- **What you are asked to do**: From the records, pick out and copy each line containing "JSON".

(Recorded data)
__________________________________________________

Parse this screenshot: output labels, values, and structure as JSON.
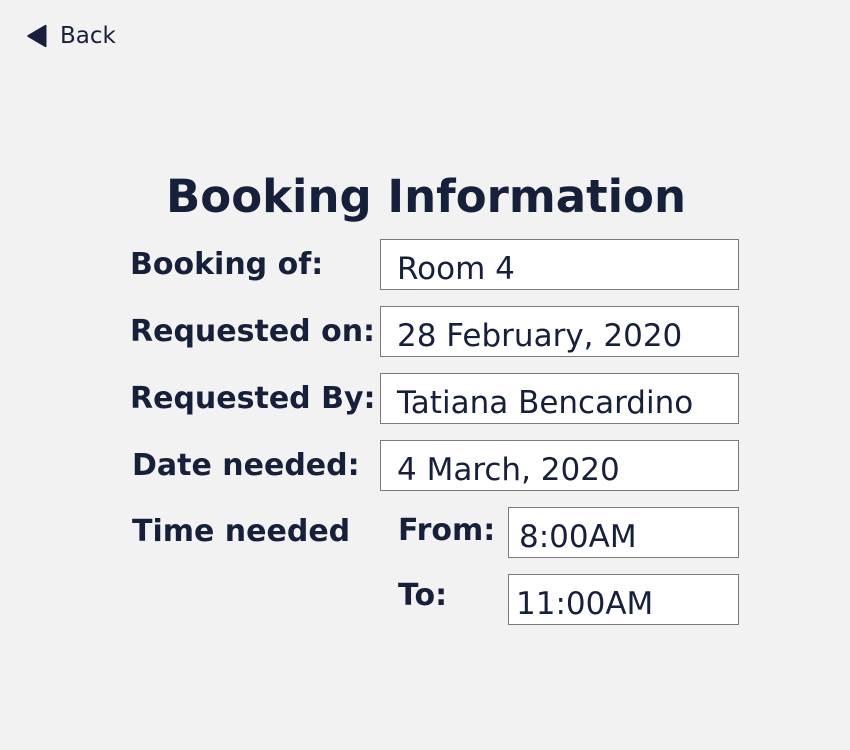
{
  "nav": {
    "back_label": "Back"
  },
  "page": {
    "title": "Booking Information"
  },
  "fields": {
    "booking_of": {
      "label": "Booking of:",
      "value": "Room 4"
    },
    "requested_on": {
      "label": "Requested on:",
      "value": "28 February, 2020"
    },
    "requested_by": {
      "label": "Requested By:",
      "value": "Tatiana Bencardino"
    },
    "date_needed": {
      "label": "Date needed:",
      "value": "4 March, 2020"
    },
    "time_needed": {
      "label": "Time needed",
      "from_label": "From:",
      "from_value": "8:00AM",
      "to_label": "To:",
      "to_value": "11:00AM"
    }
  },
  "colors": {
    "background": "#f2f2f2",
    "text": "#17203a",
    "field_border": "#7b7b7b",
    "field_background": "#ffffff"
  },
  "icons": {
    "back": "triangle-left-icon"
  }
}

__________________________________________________

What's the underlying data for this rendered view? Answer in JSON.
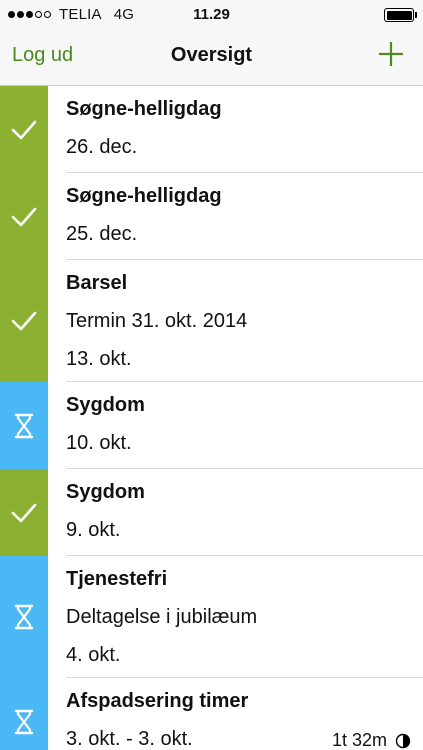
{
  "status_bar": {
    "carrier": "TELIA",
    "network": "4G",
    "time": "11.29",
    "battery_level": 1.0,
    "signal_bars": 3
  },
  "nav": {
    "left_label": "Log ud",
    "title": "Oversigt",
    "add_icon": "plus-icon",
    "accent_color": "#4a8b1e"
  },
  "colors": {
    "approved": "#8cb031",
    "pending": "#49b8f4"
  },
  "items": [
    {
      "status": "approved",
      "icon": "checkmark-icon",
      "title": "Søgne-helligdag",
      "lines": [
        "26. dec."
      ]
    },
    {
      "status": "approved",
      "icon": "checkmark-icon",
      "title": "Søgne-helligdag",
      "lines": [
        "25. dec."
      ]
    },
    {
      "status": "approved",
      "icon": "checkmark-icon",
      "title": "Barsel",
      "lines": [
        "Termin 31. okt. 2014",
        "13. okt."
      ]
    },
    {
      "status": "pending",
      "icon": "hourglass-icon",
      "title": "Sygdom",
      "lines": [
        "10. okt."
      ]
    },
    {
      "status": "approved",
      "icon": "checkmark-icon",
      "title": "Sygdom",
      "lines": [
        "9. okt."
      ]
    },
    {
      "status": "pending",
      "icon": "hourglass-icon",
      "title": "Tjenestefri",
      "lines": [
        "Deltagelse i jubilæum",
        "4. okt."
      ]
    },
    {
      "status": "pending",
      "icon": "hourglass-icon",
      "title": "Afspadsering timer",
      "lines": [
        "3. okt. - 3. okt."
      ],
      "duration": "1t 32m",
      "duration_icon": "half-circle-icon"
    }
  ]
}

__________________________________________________

- **Exercise output**:
Parse this screenshot: output labels, values, and structure as JSON.
What's the underlying data for this rendered view? Answer in JSON.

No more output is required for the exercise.